▸ THE TASK
Copy out all lines from the entries below in which "number" occurs.

▸ GIVEN RECORDS
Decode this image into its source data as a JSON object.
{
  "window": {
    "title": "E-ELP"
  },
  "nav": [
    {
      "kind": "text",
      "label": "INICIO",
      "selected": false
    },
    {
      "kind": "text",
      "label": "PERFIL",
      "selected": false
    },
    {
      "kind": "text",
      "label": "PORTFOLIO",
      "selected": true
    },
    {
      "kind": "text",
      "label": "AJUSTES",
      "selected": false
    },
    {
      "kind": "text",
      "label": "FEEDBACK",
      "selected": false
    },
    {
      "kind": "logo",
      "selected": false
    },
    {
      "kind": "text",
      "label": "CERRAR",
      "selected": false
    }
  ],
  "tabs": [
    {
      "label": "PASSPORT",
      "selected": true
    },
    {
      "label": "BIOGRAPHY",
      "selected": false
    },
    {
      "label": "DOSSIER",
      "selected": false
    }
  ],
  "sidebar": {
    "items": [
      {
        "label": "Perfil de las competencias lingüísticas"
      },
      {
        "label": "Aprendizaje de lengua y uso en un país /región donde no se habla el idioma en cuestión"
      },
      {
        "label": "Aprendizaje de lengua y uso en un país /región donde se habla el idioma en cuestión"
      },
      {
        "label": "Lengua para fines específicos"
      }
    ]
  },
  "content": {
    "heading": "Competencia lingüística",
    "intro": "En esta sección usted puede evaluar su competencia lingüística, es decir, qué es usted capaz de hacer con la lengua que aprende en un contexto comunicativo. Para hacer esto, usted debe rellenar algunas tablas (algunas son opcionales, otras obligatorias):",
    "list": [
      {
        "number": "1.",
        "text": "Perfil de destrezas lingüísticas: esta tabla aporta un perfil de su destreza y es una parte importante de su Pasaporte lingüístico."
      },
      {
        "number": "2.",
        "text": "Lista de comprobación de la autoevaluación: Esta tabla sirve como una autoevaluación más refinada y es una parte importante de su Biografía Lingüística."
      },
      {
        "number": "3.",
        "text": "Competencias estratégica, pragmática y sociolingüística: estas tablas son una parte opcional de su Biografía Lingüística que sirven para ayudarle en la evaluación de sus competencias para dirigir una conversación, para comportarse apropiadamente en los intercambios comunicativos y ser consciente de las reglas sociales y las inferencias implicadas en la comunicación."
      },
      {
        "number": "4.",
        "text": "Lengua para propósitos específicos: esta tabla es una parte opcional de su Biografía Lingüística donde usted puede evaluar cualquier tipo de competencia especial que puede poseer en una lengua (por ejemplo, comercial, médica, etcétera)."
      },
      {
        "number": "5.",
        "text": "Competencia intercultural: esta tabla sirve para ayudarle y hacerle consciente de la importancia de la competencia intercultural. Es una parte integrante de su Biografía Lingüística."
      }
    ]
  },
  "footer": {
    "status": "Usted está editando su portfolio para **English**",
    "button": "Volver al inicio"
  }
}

▸ SOLUTION
        "number": "1.",
        "number": "2.",
        "number": "3.",
        "number": "4.",
        "number": "5.",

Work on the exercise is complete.